[11] Hebeler, F. and Purves, R.S. (2009) The Influence of Elevation Uncertainty on Derivation of Topographic Indices. Geomorphology, 111, 4-16. http://dx.doi.org/10.1016/j.geomorph.2007.06.026

[12] Rexer, M. and Hirt, C. (2014) Comparison of Free High Resolution Digital Elevation Data Sets (ASTER GDEM2, SRTM v2.1/v4.1) and Validation against Accurate Heights from the Australian National Gravity Database. Australian Journal of Earth Sciences, 61, 213-226.

http://dx.doi.org/10.1080/08120099.2014.884983

[13] Fisher, P.F. and Tate, N.J. (2006) Causes and Consequences of Error in Digital Elevation Models. Progress in Physical Geography, 30, 467-489. http://dx.doi.org/10.1191/0309133306pp492ra
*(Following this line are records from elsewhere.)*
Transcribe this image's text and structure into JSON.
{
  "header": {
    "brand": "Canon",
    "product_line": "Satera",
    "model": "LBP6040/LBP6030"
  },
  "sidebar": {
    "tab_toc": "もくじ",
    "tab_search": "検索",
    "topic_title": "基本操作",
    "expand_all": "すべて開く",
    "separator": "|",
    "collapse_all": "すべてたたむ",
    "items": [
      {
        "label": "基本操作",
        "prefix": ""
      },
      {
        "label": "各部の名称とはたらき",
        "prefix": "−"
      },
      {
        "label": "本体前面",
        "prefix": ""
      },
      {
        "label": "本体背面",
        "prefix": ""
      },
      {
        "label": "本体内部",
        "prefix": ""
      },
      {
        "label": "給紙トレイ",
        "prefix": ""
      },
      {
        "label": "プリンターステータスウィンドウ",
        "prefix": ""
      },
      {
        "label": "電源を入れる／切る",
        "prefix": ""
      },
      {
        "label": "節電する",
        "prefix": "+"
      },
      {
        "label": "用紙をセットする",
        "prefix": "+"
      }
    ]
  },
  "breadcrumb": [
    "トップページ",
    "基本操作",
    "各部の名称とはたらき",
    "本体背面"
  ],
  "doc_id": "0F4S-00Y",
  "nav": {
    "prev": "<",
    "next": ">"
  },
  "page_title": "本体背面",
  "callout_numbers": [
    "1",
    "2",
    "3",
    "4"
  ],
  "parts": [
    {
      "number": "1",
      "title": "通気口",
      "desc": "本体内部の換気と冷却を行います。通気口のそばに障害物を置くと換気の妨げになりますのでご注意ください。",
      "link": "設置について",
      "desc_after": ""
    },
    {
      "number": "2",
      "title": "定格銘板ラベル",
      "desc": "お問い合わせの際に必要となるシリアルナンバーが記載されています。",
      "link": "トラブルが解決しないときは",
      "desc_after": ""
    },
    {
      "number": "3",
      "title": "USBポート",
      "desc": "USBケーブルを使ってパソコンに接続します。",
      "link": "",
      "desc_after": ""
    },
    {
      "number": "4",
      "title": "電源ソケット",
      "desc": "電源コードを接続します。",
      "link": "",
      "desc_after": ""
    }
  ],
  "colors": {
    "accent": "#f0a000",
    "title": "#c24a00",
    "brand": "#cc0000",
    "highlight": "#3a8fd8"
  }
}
[14] Jarvis, A., Reuter, H.I., Nelson, A. and Guevara, E. (2008) Hole-Filled SRTM for the Globe Version 4.CGIAR-CSI SRTM 90 m Database. https://srtm.csi.cgiar.org

[15] Slater, J.A., Garvey, G., Johnston, C., Haase, J., Heady, B., Kroenung, G. and Little, J. (2006) The SRTM Data “Finishing” Process and Products. Photogrametric Engineering & Remote Sensing, 72, 237-244. http://dx.doi.org/10.14358/PERS.72.3.237

[16] Fujisada, H., Bailey, G.B., Kelly, G.G., Hara, S. and Abrams, M.J. (2005) ASTER DEM Performance. IEEE Transactions on Geoscience and Remote Sensing, 43, 2707-2714.

http://dx.doi.org/10.1109/TGRS.2005.847924

[17] Team ASTER GDEM Validation (2011) ASTER Global Digital Elevation Model Version 2-Summary of Validation Results. https://lpdaac.usgs.gov/

[18] Slater, J.A., Heady, B., Kroenung, G., Curtis, W., Haase, J., Hoegemann, D., Shockley, C. and Kevin, T. (2009) Evaluation of the New ASTER Global Digital Elevation Model. National Geospatial-Intelligence Agency, Reston.

[19] Mukherjee, S., Joshi, P.K., Mukherjee, S., Ghosh, A., Garg, R.D. and Mukhopadhyay, A. (2013) Evaluation of Vertical Accuracy of Open Source Digital Elevation Model (DEM). International Journal of Applied Earth Observation and Geoinformation, 21, 205-217. http://dx.doi.org/10.1016/j.jag.2012.09.004